One of the great (and somewhat overwhelming) parts about digital marketing is the sheer amount of user data that is available. Web analytics can be intimidating at first, but understanding how your customers are conducting themselves online can be a difference maker for your business. With online tools like Google Analytics, you can link your website to analyze where your web traffic is coming from, as well as how users are using your site. This can allow you to make informed decisions about how you might increase the rate of visitors to your site, or how to optimize your site to better serve your customers.

For example, if you see that you are getting a large percentage of visitors from direct Google searches, you might want to look into spending money with search engine ads. Or if you are getting a high number of visitors coming from Facebook, you can create a Facebook advertising campaign that “re-targets” those people who have previously visited your website.

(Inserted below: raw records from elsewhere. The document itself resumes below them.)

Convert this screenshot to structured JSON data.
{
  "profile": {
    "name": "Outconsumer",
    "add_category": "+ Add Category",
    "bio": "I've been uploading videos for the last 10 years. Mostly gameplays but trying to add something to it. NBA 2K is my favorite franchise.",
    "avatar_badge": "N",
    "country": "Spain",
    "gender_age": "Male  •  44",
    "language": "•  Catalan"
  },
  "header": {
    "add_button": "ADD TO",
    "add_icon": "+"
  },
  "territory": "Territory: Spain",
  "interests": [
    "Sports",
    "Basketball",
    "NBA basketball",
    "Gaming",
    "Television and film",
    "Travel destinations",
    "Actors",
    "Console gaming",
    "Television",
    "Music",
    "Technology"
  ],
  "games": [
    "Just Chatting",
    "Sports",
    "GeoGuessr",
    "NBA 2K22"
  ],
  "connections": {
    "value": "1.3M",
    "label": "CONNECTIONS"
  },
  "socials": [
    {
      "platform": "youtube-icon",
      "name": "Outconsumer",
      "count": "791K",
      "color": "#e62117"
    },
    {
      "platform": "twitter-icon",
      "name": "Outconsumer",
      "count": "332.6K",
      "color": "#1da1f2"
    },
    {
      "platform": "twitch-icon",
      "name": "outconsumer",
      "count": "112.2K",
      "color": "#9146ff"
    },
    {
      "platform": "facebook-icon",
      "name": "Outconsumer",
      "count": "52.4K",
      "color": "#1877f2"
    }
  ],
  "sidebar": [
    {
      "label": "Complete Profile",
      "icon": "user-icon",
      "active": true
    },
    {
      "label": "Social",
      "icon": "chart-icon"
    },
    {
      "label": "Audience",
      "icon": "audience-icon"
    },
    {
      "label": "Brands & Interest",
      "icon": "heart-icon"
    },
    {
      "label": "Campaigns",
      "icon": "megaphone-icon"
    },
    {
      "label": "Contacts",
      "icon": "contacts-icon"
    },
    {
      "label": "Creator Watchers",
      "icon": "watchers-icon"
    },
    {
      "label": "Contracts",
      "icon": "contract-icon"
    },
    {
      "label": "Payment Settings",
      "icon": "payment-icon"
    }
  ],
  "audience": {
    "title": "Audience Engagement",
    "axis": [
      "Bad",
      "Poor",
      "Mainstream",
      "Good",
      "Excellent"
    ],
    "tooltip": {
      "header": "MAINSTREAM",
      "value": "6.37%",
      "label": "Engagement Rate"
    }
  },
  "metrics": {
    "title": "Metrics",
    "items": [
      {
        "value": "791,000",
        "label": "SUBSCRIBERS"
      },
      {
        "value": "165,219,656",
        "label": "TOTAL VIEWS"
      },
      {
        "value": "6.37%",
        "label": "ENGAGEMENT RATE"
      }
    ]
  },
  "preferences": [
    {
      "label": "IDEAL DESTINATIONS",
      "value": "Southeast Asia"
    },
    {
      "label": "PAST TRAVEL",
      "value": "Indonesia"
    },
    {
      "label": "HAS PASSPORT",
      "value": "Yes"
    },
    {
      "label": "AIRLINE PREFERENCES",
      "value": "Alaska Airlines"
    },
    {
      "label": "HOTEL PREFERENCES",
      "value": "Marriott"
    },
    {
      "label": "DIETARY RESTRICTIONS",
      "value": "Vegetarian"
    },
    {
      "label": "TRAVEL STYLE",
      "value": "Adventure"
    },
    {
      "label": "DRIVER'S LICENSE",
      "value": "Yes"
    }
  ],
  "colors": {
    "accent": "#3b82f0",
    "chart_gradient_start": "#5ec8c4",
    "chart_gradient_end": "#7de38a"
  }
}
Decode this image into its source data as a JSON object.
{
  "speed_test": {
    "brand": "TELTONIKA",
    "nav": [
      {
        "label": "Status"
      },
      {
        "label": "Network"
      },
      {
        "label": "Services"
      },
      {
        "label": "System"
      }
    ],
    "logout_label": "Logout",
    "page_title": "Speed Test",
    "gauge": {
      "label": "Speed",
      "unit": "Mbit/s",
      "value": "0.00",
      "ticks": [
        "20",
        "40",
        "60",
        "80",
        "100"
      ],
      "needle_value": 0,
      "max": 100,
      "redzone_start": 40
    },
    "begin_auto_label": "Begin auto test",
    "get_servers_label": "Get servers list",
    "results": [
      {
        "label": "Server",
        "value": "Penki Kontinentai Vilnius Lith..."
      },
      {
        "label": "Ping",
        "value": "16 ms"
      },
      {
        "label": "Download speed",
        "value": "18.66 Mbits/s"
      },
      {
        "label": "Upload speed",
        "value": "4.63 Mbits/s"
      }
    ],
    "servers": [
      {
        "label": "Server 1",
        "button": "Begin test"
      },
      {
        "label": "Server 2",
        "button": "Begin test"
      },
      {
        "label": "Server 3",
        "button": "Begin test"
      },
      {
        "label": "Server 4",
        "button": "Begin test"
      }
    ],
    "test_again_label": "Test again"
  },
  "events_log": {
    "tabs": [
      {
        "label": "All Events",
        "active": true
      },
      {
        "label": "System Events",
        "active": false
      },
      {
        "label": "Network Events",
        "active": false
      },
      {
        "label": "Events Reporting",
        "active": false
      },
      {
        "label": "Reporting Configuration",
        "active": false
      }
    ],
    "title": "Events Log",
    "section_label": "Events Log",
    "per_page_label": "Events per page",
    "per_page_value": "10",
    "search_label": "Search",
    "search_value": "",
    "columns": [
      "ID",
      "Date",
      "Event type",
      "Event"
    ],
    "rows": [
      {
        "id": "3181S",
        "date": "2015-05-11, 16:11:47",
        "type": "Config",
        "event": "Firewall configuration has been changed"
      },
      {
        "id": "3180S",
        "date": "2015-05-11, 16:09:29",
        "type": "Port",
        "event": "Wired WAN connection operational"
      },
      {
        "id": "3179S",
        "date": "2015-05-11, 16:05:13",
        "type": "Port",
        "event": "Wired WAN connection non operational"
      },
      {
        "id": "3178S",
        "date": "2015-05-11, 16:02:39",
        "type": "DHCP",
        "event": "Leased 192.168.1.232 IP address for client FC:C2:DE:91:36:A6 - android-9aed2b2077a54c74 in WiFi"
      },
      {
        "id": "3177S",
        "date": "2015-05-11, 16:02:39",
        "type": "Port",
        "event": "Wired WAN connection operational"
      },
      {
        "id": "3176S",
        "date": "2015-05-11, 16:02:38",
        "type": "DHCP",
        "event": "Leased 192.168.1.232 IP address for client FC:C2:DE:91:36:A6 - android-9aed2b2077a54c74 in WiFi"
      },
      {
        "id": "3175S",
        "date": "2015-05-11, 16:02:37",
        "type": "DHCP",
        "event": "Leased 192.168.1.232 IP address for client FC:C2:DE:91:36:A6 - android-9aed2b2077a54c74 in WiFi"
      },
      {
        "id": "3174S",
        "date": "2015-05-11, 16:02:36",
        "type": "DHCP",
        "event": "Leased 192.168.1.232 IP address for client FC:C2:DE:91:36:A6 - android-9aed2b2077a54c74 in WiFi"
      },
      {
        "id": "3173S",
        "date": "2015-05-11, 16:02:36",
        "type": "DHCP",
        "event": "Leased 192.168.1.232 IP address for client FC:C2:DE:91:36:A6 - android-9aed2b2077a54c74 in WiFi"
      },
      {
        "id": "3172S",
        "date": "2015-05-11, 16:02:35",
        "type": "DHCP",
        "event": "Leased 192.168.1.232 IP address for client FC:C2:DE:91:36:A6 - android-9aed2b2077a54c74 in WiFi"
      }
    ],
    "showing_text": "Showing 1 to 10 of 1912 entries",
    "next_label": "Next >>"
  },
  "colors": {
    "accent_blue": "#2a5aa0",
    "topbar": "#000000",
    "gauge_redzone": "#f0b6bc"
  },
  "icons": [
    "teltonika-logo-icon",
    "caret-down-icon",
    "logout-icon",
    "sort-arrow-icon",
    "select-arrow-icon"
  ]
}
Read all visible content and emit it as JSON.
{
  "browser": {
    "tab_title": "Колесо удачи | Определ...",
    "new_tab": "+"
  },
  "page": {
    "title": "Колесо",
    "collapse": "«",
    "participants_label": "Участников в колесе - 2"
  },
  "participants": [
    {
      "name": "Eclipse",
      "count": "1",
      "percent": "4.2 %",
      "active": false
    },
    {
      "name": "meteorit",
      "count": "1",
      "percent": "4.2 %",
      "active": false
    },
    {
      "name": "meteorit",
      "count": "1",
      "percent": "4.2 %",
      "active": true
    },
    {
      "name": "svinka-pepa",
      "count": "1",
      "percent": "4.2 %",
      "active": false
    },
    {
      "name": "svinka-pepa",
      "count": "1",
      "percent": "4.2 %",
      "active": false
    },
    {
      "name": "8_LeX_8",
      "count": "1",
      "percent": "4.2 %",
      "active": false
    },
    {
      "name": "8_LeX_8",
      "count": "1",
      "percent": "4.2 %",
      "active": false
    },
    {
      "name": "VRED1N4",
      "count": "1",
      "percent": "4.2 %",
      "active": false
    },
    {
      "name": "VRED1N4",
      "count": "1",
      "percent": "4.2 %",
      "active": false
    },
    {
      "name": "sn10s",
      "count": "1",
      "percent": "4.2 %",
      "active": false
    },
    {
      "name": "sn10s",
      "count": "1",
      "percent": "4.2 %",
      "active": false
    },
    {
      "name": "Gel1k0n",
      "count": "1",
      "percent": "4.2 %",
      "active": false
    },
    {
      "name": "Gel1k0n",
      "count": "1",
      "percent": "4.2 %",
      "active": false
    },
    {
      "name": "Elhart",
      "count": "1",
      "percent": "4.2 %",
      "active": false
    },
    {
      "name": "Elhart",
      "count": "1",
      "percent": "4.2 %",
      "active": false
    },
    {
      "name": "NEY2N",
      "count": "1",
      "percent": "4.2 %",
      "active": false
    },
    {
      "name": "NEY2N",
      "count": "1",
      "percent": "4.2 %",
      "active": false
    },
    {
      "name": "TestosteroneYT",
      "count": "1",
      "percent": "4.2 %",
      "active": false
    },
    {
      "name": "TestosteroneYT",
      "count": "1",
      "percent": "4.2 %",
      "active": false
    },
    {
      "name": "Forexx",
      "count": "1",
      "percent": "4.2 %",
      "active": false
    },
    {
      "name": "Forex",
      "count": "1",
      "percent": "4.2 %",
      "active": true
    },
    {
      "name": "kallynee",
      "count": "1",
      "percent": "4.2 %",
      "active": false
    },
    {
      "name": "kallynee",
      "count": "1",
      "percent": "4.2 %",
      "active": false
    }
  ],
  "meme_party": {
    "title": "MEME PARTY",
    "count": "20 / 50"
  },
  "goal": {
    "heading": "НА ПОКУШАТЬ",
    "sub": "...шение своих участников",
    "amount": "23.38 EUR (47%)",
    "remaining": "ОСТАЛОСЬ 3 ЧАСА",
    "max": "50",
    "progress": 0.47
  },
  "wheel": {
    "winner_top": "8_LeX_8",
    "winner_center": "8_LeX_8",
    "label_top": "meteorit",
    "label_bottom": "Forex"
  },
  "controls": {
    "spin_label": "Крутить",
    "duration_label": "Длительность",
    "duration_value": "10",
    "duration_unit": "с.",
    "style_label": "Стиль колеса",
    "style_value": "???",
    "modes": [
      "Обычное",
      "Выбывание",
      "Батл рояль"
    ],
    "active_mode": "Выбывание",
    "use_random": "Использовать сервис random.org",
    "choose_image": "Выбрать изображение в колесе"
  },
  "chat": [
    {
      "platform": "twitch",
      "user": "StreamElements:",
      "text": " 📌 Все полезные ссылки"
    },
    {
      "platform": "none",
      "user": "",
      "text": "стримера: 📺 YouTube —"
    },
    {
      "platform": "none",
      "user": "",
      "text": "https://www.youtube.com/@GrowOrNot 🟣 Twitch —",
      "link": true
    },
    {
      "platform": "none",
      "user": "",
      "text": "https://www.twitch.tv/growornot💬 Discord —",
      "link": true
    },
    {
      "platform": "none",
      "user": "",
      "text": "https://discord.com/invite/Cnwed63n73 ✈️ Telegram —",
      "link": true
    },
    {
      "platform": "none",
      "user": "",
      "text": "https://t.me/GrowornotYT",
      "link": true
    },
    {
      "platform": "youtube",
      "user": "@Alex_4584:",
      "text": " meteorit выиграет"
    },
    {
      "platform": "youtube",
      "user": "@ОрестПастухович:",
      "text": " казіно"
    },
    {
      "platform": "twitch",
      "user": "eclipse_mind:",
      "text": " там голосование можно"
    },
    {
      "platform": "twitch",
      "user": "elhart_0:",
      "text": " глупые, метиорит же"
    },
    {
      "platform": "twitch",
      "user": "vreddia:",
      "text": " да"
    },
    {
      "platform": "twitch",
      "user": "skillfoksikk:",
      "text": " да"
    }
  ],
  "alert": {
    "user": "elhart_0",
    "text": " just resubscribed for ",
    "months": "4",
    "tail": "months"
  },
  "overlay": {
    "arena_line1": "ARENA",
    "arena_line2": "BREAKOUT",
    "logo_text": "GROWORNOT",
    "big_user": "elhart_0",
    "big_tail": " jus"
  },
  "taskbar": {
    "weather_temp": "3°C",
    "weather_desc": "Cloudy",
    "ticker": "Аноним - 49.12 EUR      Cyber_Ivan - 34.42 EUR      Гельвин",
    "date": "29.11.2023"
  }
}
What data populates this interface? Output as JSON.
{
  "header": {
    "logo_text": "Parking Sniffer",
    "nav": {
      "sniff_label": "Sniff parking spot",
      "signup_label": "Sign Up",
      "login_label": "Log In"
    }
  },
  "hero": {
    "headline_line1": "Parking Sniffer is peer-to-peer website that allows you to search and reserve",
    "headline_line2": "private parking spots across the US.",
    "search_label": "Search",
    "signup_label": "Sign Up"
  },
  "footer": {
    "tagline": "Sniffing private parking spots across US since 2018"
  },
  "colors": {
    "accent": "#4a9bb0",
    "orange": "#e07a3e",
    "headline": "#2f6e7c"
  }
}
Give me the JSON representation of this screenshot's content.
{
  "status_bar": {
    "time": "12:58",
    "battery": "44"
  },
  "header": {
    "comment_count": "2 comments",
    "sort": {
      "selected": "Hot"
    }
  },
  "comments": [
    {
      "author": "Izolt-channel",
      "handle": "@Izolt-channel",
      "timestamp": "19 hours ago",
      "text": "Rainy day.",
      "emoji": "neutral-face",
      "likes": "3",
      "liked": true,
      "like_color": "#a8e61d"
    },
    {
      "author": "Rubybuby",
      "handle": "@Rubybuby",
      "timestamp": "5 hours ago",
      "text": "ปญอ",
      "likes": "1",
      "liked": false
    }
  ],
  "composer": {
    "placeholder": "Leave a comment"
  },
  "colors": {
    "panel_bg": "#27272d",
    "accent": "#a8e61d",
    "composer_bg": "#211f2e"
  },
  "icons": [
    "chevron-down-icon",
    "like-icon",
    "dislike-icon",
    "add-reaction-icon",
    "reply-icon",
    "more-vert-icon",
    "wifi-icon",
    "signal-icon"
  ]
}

You also want to stay up to date with how users are interacting with your website. With Google Analytics you can see exactly what pages people are clicking on, and how long they are staying on the page. Bounce rate refers to the number of visitors to your website who leave after viewing only one page, which is exactly what we don’t want our visitors to do. If you notice you have a high bounce rate on your homepage, you’ll want to take a look and see if there is a navigation or design change that can help you keep visitors on your website.   

Don’t Set It and Forget It!

It can be challenging to maintain an online presence. For many business owners there are a thousand other things to worry about, and for smaller companies it might not be feasible to hire a dedicated person to handle your web and social media presence. Despite that, one of the most important parts of having an impactful digital presence is to have updated content and to be engaging to your potential customers.

This doesn’t mean you have to spend hours every day writing and planning social media posts, but you don’t want to go months without posting new content, updating your digital ads, or making sure you are keeping up with customer reviews. You may find some digital channels are more effective than others for your business, and can allow you to make decisions on what areas to prioritize.

Luckily, there are resources available to help you save time creating digital content. Hootsuite is one of the most popular social media management tools out on the market. After linking up your social media profiles, you can easily monitor and schedule posts for Facebook, Twitter, LinkedIn, and Instagram from a centralized platform. You can schedule content to go out strategically, rather than taking time every day to develop posts. This can allow you to better plan out content in advance rather than scraping together an Instagram post whenever you have a free moment, leading to more engaging and thoughtful content for your digital audience.

Guest blog written by Social School contributor CJ Tuff
Digital. Marketing. Education.

Leave A Reply

Your email address will not be published. Required fields are marked *